→ **Dataset content**:
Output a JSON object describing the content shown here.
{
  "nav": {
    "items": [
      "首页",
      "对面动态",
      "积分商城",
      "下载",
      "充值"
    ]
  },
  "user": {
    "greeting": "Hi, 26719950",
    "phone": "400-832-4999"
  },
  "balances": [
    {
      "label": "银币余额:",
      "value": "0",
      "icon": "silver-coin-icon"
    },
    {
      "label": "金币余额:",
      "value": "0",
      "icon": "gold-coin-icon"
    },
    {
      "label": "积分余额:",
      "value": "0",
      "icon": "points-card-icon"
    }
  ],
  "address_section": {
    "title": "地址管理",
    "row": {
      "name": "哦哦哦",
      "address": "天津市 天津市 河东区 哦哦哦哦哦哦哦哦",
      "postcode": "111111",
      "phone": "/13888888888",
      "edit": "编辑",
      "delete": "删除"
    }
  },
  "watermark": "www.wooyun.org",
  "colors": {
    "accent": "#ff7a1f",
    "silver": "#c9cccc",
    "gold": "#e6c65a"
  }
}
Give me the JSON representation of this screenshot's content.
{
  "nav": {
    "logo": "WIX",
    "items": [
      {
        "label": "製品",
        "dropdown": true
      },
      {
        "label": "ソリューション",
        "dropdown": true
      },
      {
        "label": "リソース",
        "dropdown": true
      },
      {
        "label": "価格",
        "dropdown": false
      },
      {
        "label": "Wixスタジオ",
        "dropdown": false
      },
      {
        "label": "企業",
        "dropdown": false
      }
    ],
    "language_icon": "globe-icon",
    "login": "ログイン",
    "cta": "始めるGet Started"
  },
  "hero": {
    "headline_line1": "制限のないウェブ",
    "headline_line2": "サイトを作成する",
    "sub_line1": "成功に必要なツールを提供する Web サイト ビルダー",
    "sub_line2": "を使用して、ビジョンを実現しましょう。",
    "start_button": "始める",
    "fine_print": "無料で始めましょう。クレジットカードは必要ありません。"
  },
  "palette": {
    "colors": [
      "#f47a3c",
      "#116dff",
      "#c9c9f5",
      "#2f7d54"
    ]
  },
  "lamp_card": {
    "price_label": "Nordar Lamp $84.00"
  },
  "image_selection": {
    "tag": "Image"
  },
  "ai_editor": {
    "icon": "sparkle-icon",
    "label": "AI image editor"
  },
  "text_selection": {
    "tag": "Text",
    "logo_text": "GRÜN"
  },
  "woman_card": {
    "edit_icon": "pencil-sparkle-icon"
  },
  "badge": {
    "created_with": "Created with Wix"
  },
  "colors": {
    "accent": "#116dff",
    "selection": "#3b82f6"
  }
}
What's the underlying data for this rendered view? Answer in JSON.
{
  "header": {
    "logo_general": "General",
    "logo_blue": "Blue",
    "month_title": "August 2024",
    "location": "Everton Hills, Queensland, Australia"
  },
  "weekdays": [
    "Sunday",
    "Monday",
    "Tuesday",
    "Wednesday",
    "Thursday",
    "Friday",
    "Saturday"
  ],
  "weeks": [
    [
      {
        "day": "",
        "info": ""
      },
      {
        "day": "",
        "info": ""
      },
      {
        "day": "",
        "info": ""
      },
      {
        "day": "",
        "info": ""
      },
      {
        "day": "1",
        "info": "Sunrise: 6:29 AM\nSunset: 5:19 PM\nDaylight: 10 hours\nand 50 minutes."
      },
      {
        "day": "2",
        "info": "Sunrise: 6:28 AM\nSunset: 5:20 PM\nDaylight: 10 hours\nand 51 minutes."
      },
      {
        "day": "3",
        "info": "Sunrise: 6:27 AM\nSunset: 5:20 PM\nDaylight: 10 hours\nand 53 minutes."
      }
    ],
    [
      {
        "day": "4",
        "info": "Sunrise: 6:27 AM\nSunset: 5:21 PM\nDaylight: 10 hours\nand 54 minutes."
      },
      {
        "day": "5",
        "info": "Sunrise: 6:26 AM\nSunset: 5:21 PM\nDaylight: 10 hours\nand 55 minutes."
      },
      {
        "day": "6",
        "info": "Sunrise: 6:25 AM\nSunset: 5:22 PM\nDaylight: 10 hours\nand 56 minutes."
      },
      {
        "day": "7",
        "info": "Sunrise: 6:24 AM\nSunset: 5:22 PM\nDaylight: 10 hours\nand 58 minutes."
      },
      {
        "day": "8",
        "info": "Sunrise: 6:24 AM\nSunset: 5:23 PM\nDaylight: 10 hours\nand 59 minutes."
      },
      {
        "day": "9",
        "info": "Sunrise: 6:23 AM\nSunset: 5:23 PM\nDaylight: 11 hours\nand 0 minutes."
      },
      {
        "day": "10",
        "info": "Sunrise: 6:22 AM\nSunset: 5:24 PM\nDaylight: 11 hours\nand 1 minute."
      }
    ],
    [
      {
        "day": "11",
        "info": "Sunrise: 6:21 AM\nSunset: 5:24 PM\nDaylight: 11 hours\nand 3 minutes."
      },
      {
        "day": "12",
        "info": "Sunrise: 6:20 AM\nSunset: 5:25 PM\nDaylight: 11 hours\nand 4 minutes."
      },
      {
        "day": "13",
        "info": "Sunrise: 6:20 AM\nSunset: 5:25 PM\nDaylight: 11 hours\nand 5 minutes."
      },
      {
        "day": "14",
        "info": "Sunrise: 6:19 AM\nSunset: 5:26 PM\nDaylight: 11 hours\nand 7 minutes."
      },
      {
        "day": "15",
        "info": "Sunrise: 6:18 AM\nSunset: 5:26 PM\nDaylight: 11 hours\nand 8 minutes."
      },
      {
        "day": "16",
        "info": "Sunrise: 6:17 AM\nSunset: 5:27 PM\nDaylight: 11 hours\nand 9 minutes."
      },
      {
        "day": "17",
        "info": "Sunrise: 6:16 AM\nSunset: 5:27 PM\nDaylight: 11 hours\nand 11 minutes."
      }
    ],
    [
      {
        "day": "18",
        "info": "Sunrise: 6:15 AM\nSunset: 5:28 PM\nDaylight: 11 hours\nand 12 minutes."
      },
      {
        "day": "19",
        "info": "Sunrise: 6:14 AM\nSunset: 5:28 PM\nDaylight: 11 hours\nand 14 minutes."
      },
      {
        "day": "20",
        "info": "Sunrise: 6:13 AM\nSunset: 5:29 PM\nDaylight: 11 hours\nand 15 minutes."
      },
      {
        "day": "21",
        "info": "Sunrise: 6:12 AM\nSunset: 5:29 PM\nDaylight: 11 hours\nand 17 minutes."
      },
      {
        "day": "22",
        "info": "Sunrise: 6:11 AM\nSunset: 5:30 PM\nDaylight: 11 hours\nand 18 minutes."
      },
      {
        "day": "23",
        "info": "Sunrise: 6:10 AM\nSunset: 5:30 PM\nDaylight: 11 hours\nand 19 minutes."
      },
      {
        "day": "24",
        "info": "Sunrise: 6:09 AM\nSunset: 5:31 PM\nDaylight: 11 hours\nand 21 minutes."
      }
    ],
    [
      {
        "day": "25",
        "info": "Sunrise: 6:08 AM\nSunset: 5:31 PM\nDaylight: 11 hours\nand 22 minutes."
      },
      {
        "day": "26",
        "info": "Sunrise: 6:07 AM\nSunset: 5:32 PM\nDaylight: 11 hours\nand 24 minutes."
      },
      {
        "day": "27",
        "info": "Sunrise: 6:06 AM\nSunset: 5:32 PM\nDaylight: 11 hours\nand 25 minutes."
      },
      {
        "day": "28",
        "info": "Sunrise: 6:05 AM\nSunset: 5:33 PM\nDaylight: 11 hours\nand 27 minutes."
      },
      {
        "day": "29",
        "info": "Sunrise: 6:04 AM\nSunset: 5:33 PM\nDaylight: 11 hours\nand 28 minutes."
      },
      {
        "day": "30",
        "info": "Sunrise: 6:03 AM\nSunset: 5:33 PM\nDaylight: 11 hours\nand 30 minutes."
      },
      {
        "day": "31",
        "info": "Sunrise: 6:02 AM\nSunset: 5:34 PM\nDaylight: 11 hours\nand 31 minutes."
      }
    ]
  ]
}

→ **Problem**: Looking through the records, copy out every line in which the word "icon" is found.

→ **Solved exercise**:
      "icon": "silver-coin-icon"
      "icon": "gold-coin-icon"
      "icon": "points-card-icon"
    "language_icon": "globe-icon",
    "icon": "sparkle-icon",
    "edit_icon": "pencil-sparkle-icon"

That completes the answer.